How old are you, anyway, Dr. Rose? You say thirty, but I don't believe that. You're not even my age, I suspect, and what's worse you look like a twelve-year-old. How am I supposed to have confidence in you? Do you honestly think you're going to be an adequate substitute for your father? It was he I agreed to see, by the way. Did I mention that when we first met? I doubt it. I felt too sorry for you. The only reason I decided to stay, by the way, when I walked into the office and saw you instead of him is that you looked so pathetic sitting there, dressed all in black as if that could make you look like someone competent to handle people's mental crises.
Mental? you ask me, leaping onto the word as if it were a runaway train. So you've decided to accept the conclusion of the neurologist? Are you satisfied with that? You don't need any further tests in order to be convinced? That's very good, Gideon. That's a fine step forward. It will make our work together easier if you've been persuaded that there's no physiological explanation for what you're experiencing.
How well spoken you are, Dr. Rose. A voice like velvet. What I should have done was turn straight round and come back home as soon as you opened your mouth. But I didn't because you manoeuvred me into staying, didn't you, with that "I wear black because my husband died" nonsense. You wanted to evoke my sympathy, didn't you? Forge a bond with the patient, you've been told. Win his trust. Make him suggestible.

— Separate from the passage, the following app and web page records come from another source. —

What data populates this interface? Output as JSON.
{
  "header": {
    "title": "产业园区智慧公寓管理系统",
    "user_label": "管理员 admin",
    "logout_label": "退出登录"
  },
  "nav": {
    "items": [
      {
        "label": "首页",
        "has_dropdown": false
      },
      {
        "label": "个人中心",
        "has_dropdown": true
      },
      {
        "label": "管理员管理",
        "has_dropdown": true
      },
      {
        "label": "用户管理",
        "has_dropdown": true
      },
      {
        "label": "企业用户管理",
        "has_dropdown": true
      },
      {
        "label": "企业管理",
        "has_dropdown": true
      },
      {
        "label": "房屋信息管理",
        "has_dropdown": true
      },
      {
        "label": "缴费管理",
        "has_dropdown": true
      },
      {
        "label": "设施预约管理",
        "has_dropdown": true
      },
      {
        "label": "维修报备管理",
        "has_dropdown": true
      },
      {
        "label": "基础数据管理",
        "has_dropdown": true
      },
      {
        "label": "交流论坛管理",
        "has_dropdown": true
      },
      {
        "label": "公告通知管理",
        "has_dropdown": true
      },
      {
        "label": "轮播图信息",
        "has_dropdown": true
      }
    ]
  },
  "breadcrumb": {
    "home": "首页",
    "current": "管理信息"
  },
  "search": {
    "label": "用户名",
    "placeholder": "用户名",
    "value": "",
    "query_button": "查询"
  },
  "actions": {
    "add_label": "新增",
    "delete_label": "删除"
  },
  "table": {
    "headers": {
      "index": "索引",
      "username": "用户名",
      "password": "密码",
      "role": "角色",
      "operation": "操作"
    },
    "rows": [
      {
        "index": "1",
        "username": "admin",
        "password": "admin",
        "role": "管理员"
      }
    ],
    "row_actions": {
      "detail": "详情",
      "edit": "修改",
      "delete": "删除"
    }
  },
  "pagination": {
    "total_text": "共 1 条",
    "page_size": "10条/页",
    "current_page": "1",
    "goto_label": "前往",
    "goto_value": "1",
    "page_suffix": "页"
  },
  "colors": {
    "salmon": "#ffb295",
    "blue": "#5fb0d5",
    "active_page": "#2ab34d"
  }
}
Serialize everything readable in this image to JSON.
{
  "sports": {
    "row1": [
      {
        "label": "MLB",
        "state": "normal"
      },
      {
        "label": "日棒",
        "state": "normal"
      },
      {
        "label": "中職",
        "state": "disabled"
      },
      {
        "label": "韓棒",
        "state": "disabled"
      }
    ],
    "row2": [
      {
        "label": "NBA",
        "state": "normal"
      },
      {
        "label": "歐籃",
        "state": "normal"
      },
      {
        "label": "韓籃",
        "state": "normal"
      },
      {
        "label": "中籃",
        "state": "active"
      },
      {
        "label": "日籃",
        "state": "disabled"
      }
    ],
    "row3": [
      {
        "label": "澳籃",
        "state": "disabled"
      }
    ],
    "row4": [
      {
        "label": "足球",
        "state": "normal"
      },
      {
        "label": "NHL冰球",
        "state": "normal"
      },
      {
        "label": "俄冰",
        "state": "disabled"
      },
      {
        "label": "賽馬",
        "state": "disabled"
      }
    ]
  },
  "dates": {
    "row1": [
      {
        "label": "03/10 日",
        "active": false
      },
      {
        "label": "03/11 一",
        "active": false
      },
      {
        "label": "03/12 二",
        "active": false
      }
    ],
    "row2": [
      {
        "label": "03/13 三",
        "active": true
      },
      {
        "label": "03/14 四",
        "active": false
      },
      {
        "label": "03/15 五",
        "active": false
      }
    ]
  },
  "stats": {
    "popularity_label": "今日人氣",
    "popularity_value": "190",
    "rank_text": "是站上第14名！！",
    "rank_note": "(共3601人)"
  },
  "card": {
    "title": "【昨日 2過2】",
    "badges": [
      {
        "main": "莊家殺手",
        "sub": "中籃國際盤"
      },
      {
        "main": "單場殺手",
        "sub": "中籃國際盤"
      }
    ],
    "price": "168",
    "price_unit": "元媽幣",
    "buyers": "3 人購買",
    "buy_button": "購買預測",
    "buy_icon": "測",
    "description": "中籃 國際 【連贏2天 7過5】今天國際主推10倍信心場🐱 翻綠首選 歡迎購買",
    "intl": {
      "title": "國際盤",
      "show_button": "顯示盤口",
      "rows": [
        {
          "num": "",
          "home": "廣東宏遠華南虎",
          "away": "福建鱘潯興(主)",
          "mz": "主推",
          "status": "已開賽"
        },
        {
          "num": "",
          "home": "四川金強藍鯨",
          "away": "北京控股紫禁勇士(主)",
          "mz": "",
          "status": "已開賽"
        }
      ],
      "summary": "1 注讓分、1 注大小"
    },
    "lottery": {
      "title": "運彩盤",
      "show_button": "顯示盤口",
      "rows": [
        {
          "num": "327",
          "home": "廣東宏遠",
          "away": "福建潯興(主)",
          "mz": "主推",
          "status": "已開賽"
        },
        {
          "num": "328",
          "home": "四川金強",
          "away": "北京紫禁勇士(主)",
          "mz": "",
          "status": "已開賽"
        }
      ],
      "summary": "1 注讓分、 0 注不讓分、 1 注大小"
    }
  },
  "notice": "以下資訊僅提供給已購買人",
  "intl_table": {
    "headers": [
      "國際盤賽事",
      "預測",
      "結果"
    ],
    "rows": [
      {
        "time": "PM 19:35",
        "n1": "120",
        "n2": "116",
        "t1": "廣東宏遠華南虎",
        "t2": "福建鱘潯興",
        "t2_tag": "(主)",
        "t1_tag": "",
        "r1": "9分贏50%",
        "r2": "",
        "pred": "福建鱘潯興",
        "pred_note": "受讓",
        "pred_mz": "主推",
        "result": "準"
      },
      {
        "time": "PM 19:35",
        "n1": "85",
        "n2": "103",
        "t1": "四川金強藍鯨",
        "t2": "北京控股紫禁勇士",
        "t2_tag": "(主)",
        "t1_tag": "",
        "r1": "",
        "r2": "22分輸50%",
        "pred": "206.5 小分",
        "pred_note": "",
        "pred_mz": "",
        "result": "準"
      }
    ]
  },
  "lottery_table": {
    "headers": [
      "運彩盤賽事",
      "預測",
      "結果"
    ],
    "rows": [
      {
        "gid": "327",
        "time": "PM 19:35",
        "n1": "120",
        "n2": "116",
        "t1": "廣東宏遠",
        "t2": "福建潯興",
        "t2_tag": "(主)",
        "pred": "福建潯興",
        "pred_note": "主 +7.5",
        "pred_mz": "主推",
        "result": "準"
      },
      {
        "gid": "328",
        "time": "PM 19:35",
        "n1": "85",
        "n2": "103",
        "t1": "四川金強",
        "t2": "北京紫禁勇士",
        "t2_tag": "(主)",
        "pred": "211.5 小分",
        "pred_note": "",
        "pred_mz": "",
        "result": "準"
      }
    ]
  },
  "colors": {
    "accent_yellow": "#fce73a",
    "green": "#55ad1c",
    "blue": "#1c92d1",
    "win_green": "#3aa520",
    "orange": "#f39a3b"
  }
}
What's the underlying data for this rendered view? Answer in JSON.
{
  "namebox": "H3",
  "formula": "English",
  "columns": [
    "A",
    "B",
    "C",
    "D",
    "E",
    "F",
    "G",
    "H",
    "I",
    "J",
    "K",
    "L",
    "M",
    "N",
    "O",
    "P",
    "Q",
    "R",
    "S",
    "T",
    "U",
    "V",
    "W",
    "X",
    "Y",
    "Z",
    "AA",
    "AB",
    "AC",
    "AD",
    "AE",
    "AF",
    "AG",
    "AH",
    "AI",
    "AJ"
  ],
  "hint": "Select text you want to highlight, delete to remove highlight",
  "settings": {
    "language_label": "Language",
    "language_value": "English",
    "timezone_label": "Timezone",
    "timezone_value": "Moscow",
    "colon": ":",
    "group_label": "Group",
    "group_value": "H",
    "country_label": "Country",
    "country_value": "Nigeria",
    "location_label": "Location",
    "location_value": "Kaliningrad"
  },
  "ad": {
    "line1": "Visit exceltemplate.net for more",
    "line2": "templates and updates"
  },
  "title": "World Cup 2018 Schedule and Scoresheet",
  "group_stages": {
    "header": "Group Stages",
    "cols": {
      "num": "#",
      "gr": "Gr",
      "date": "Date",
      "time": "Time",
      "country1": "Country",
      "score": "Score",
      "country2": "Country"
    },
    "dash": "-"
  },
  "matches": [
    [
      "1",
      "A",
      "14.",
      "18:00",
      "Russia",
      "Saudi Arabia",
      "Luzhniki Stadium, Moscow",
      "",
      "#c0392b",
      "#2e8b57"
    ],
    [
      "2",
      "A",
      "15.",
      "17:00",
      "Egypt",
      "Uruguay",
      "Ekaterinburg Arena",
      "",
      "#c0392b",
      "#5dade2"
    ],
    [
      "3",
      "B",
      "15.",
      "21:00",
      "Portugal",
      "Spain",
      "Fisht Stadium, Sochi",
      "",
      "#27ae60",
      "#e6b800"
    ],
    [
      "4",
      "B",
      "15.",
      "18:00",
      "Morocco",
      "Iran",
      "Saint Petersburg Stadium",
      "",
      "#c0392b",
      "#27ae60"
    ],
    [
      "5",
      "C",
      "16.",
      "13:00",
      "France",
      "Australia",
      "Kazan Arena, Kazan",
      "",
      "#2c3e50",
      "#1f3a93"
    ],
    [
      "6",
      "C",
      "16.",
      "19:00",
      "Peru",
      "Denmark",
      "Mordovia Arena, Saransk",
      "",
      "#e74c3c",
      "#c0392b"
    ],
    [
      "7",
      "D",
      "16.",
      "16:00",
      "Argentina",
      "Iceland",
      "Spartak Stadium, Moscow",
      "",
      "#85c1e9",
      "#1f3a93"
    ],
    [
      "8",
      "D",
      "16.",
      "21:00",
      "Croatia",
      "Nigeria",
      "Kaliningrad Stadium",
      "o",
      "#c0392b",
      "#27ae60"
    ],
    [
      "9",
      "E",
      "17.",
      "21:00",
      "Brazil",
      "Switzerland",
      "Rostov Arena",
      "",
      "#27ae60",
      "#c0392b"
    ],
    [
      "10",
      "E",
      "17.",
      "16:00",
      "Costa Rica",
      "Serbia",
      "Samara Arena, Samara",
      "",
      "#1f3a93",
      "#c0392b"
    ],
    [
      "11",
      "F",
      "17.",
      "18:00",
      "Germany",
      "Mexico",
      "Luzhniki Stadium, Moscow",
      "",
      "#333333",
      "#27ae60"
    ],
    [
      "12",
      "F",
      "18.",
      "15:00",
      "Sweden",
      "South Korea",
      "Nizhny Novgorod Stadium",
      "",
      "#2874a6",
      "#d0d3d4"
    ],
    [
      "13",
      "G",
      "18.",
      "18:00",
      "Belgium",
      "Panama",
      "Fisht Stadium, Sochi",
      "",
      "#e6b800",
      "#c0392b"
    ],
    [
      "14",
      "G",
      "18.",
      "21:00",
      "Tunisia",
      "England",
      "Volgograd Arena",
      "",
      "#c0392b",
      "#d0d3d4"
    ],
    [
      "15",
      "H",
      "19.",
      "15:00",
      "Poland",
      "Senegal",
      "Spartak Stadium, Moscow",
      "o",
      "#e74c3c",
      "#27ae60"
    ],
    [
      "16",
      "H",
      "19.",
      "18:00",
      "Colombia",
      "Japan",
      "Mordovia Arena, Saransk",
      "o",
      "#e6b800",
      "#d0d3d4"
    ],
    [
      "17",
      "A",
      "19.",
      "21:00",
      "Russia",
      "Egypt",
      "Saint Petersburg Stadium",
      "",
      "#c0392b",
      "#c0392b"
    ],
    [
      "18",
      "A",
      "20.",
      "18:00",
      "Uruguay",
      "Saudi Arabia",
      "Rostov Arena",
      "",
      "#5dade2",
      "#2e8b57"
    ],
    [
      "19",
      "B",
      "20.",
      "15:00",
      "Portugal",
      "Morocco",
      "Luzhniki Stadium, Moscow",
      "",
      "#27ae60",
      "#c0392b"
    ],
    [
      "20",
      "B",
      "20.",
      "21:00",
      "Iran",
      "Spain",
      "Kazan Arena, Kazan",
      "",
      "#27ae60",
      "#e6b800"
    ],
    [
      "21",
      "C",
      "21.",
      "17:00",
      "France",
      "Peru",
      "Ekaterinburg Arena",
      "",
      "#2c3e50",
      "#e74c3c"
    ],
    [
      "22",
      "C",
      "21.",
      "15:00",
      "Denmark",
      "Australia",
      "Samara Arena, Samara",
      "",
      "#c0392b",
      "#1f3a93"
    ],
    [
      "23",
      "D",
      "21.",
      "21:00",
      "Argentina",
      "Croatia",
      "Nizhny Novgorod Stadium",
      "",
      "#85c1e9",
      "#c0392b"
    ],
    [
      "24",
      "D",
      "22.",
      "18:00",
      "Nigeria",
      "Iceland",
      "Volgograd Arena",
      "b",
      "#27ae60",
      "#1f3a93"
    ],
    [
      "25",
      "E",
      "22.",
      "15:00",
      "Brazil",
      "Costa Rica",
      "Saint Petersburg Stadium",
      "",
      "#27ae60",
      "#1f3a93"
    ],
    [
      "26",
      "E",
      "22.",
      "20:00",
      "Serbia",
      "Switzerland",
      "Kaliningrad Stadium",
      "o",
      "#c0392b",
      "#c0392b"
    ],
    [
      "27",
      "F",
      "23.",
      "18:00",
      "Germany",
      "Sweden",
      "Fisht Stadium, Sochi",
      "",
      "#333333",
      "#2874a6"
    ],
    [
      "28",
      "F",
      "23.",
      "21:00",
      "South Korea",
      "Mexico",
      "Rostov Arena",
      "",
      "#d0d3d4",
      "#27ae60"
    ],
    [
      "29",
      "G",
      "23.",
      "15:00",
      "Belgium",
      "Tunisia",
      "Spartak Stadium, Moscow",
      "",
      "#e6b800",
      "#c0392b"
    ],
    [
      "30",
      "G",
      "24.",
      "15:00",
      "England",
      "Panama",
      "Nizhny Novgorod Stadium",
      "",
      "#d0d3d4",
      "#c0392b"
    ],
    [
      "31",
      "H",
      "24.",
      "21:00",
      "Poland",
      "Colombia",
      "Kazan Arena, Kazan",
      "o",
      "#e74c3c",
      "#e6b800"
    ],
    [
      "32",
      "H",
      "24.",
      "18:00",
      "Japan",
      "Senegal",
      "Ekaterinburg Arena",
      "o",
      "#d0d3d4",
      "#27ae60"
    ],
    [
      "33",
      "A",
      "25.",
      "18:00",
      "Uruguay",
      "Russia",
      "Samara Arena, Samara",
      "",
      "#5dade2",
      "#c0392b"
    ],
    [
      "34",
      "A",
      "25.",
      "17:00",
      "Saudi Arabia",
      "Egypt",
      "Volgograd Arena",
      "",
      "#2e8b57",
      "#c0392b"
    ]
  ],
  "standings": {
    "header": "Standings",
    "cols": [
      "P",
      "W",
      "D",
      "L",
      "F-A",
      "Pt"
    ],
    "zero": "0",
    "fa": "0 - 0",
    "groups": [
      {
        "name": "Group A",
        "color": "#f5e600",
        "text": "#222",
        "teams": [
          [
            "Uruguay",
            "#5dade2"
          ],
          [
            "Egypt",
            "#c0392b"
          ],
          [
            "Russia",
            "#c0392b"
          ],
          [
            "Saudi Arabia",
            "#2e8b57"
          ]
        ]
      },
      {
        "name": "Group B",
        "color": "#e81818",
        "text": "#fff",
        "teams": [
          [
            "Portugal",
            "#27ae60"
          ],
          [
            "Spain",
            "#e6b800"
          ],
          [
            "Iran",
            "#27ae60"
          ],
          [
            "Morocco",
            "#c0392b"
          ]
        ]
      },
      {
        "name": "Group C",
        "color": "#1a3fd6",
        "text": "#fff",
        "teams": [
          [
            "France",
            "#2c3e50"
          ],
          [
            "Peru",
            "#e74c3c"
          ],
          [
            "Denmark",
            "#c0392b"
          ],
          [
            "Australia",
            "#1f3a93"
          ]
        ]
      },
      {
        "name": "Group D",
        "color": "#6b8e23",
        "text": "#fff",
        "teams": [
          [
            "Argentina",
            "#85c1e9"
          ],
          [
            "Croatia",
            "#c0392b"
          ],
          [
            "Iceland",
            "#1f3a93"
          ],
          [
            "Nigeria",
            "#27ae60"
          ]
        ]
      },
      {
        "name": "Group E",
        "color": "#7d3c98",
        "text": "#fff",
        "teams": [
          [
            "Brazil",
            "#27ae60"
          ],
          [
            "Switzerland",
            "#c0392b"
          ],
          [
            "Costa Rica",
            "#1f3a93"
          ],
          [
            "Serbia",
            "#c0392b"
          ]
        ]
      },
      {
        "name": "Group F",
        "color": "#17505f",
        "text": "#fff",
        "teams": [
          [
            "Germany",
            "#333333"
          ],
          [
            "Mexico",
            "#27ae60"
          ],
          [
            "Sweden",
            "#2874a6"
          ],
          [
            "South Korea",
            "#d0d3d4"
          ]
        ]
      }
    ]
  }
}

Where's Dr. Rose? I ask you as I enter the office.
You say, I'm Dr. Rose. Dr. Alison Rose. Perhaps you were expecting my father? He had a stroke eight months ago. He's recovering now, but it's going to take some time, so he's not able to see patients just now. I've taken over his practise.
And away you go, chatting about how it came about that you returned to London, about how you miss Boston, but that's all right because the memories were too painful there. Because of him, because of your husband, you tell me. You even go so far as to give me his name: Tim Freeman. And his disease: colon cancer. And how old he was when he died: thirty-seven. And how you'd put off having children because you'd been in medical school when you first got married and when it finally came time to think of reproducing, he was fighting for his life and you were fighting for his life as well and there was no room for a child in that battle.
And I, Dr. Rose, felt sorry for you. So I stayed. And as a result of that staying, I'm now sitting at the first-floor window overlooking Chalcot Square. I'm writing this rubbish with a biro so that I can't erase anything, per your instructions. I'm using a loose-leaf notebook so that I can add where necessary if something miraculously comes to me later. And what I'm not doing is what I ought to be doing and what the whole world expects me to be doing: standing side by side with Raphael Robson, making that infernal ubiquitous nothing between the notes disappear.
Raphael Robson? I can hear you query. Tell me about Raphael Robson, you say.
I had milk in my coffee this morning, and I'm paying for it now, Dr. Rose. My stomach's on fire. The flames are licking downwards through my gut. Fire moves up, but not inside me. It happens the opposite, and it always feels the same. Common distension of the stomach and the bowels, my GP tells me. Flatus, he intones, as if he's offering me a medical benediction. Charlatan, quack, and fourth-rate saw-bones. I've got something malignant devouring my intestines and he calls it wind.
Tell me about Raphael Robson, you repeat.
Why? I ask. Why Raphael?
Because he's a place to start. Your mind is giving you the place to start, Gideon. That's how this process is going to work.
But Raphael isn't the beginning, I inform you. The beginning is twenty-five years ago, in a Peabody House, in Kensington Square.
Copyright 2001 by Elizabeth George